Technical Program

Paper Detail

Paper: PS-2A.35
Session: Poster Session 2A
Location: H Lichthof
Session Time: Sunday, September 15, 17:15 - 20:15
Presentation Time:Sunday, September 15, 17:15 - 20:15
Presentation: Poster
Publication: 2019 Conference on Cognitive Computational Neuroscience, 13-16 September 2019, Berlin, Germany
Paper Title: Feature-binding in working memory through neuronal synchronization
Manuscript:  Click here to view manuscript
License: Creative Commons License
This work is licensed under a Creative Commons Attribution 3.0 Unported License.
Authors: Joao Barbosa, IDIBAPS, Spain; Kartik Sreenivasan, NYU Abu Dhabi, United Arab Emirates; Albert Compte, IDIBAPS, Spain

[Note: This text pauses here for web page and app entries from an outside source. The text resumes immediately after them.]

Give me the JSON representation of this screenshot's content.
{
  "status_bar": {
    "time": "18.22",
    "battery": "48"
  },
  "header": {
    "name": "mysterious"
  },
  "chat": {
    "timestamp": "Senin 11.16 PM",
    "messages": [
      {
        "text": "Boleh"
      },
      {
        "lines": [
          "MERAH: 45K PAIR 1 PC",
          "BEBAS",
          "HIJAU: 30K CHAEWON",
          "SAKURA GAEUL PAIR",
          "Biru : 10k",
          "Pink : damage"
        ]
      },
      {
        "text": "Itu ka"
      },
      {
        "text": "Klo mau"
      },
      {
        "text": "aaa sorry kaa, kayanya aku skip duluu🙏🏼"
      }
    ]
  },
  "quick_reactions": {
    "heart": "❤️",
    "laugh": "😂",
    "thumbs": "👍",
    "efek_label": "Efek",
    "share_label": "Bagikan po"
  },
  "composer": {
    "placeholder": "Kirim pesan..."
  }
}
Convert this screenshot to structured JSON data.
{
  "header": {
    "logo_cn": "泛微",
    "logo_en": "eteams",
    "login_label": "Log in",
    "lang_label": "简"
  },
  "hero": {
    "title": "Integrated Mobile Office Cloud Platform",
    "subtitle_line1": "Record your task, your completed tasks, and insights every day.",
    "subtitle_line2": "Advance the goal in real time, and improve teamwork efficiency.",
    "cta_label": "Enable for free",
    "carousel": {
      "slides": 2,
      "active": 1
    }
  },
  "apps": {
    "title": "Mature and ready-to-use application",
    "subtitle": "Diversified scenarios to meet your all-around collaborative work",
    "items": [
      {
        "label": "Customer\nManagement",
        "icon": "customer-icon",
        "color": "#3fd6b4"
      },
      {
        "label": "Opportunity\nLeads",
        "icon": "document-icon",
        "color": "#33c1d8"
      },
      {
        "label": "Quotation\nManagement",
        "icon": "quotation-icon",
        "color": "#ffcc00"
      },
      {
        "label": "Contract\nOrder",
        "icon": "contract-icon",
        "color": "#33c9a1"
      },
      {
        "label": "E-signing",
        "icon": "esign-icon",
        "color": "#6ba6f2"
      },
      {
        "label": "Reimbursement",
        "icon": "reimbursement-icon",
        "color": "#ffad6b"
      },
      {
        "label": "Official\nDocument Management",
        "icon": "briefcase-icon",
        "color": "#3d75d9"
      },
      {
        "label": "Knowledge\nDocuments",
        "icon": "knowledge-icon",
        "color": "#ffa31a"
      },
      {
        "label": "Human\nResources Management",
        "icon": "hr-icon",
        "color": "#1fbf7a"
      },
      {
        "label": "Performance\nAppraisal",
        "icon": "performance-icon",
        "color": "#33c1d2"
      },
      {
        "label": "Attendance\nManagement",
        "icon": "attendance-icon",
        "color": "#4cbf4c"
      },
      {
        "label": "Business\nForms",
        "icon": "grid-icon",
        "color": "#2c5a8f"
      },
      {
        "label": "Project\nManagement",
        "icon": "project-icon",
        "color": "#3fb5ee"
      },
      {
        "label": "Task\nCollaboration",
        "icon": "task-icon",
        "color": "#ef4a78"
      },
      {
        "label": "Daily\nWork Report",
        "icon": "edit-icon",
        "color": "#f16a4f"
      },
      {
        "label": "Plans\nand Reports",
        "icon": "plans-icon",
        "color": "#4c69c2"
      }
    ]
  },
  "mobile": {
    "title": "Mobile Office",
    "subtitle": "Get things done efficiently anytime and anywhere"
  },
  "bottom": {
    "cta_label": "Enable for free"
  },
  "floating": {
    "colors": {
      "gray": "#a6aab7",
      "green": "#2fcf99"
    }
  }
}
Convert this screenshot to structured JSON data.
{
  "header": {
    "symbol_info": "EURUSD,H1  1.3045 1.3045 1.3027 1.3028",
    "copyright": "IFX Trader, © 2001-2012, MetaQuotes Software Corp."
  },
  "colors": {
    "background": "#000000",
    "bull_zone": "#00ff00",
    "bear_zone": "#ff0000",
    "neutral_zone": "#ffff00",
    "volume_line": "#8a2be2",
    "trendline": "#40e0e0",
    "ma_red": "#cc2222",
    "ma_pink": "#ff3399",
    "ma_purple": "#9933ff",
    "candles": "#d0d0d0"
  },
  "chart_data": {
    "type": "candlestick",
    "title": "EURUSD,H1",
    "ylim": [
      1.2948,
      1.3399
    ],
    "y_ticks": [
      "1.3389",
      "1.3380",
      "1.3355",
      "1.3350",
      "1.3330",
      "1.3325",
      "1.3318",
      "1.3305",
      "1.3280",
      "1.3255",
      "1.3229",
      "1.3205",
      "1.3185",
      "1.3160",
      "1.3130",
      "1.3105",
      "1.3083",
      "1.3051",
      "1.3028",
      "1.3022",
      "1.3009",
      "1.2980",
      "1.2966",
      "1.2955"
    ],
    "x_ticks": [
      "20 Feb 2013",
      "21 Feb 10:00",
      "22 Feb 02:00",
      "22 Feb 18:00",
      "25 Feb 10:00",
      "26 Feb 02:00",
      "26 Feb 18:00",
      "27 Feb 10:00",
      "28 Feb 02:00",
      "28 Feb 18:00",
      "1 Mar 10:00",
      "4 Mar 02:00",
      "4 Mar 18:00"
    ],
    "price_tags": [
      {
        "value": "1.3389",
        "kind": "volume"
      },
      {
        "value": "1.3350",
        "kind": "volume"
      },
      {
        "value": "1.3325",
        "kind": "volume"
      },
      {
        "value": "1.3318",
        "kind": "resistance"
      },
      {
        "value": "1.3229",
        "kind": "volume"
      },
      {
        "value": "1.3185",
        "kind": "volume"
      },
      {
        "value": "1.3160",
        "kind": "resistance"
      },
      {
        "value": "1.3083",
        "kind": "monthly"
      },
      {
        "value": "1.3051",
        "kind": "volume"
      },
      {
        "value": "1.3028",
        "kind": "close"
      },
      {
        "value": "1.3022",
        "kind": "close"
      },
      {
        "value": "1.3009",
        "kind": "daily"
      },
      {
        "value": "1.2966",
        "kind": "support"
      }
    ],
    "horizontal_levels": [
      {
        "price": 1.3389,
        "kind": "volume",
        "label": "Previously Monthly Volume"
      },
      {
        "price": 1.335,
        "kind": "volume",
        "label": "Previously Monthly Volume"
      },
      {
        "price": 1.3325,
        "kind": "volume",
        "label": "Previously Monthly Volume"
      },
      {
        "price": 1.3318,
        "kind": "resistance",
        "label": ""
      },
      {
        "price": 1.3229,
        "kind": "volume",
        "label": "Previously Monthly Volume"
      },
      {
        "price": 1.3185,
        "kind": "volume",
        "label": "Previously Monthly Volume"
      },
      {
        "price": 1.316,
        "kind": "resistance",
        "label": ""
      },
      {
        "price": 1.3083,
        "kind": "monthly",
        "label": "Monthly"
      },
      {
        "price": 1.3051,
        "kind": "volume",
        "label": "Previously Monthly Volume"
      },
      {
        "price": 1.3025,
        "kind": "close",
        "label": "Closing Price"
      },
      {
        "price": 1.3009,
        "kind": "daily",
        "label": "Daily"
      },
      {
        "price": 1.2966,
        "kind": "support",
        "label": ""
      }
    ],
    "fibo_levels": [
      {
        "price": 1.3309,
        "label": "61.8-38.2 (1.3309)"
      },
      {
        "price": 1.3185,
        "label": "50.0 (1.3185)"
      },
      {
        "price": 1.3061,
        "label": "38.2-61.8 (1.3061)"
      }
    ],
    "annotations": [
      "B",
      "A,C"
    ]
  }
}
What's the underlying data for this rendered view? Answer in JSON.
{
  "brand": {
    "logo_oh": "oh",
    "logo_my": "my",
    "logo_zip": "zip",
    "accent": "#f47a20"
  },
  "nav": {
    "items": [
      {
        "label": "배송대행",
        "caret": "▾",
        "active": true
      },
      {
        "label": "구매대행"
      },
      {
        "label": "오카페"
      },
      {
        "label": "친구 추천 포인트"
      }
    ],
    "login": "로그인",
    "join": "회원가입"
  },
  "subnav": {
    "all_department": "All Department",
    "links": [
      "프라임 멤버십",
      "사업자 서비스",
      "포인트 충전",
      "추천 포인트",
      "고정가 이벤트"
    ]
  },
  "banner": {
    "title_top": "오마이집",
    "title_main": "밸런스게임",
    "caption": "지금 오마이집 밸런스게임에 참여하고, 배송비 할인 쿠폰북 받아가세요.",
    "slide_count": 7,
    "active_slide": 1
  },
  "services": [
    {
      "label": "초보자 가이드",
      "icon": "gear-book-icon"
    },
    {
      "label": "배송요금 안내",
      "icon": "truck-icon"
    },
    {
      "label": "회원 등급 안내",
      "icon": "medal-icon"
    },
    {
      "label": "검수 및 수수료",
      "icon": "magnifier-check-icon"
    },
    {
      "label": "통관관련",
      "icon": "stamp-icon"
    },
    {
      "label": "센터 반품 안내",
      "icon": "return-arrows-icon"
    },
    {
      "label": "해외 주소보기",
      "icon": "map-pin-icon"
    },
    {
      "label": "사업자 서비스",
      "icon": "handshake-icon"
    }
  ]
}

Abstract: Swap-errors occur in working memory (WM) tasks when a wrong response is in fact accurate relative to a non-target stimulus. These errors reflect the failure to bind in memory the conjunction of features that define one object, and the mechanisms implicated remain unknown. Here, we tested the mechanism of synchrony across feature-specific neural assemblies. We built a biophysical neural network model for WM composed of two 1D attractor networks for WM, one representing colors and the other one locations. Within each network, gamma-oscillations were induced during bump-attractor activity through the interplay of fast recurrent excitation and slower feedback inhibition. These two networks are then connected via weak excitation, accomplishing color-location binding through the selective synchronization of pairs of bumps across the networks. Association-encoding was accomplished by stimulating simultaneously the corresponding bumps in each network, and feature-decoding by stimulating the cued location with a .5s pulse, which impacted strongly the corresponding phase-locked bump. In some simulations, “color bumps” abruptly changed their phase relationship with “location bumps” from which we derived a neural prediction: swap-errors are associated with a lower phase consistency of oscillatory activity in the delay period. Finally, we tested this prediction in MEG recorded from n=30 humans.